* DIRECTIONS FOR THIS TASK
Every line of the material below in which "commerce" shows up is to be located and copied.

* EXTRACTED RECORDS
************

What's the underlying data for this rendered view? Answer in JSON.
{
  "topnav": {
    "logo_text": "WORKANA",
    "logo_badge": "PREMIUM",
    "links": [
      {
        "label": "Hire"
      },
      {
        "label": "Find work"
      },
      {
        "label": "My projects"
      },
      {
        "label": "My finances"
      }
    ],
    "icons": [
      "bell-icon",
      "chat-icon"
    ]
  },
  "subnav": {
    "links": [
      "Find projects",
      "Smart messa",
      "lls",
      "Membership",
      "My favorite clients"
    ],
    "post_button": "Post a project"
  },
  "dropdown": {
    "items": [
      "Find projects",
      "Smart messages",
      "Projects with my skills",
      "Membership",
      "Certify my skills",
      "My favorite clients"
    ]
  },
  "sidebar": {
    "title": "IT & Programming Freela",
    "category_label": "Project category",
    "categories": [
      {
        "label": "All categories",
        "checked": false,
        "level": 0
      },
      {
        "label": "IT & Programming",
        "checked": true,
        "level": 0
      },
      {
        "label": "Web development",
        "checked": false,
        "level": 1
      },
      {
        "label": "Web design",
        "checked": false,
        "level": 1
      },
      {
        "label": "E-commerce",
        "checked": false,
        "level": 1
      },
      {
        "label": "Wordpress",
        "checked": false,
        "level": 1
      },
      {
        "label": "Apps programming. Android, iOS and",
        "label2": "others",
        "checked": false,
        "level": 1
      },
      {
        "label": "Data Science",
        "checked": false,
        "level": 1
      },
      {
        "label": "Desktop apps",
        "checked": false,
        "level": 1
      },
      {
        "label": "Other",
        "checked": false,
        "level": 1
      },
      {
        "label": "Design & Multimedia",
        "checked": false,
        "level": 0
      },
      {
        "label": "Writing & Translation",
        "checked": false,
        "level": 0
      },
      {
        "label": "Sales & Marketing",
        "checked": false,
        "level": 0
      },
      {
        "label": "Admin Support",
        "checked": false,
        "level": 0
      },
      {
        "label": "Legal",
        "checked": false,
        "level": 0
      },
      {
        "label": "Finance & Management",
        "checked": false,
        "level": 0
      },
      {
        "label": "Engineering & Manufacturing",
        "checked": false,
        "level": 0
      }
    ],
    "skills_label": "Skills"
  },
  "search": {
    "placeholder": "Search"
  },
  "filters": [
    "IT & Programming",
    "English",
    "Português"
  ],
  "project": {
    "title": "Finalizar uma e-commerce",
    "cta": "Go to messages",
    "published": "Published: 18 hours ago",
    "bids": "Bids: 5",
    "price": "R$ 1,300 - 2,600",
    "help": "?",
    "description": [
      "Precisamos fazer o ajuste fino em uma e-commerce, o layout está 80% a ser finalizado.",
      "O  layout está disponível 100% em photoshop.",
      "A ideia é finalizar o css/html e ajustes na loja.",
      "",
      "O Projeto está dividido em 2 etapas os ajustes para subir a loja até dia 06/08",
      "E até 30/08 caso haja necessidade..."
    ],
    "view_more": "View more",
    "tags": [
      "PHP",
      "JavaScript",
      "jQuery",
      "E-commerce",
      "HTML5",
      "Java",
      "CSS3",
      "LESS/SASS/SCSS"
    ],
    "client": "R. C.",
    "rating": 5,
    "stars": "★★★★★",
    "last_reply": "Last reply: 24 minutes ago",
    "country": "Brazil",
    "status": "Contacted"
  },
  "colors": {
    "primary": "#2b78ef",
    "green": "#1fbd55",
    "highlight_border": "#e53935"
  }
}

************

* SOLUTION
        "label": "E-commerce",
    "title": "Finalizar uma e-commerce",
      "Precisamos fazer o ajuste fino em uma e-commerce, o layout está 80% a ser finalizado.",
      "E-commerce",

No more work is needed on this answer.